#### Task objective:
What lines in the entries below contain the word "name"? Copy all of them.

#### Element data from apps and pages:
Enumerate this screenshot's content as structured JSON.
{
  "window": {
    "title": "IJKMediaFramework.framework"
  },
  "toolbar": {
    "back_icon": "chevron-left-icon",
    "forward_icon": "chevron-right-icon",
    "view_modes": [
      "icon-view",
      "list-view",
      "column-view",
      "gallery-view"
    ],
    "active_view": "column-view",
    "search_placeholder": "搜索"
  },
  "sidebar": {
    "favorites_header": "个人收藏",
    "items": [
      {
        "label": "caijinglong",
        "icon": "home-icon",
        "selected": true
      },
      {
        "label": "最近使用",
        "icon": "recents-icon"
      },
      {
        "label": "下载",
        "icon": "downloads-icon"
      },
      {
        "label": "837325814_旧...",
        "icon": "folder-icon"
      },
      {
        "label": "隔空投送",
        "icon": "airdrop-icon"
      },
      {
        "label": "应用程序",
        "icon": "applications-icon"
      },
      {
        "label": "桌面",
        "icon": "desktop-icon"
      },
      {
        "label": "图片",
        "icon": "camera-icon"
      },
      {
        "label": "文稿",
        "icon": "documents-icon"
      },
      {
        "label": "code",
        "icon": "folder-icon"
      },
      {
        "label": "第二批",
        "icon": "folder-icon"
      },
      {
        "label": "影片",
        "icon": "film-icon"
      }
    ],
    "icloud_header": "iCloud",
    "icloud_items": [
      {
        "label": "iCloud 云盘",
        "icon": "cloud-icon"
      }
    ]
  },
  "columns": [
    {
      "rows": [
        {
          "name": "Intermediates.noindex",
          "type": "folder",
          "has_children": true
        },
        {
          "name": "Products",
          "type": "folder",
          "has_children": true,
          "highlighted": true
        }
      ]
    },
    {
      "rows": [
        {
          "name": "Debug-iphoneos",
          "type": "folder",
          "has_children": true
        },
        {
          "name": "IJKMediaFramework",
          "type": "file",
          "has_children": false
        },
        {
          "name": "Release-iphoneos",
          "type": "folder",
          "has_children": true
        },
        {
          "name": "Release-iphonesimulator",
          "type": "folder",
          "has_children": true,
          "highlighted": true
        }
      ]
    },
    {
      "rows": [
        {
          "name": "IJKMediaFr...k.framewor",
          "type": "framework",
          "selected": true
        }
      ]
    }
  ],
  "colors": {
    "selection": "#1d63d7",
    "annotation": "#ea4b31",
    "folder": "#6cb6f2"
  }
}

#### Result of this exercise:
          "name": "Intermediates.noindex",
          "name": "Products",
          "name": "Debug-iphoneos",
          "name": "IJKMediaFramework",
          "name": "Release-iphoneos",
          "name": "Release-iphonesimulator",
          "name": "IJKMediaFr...k.framewor",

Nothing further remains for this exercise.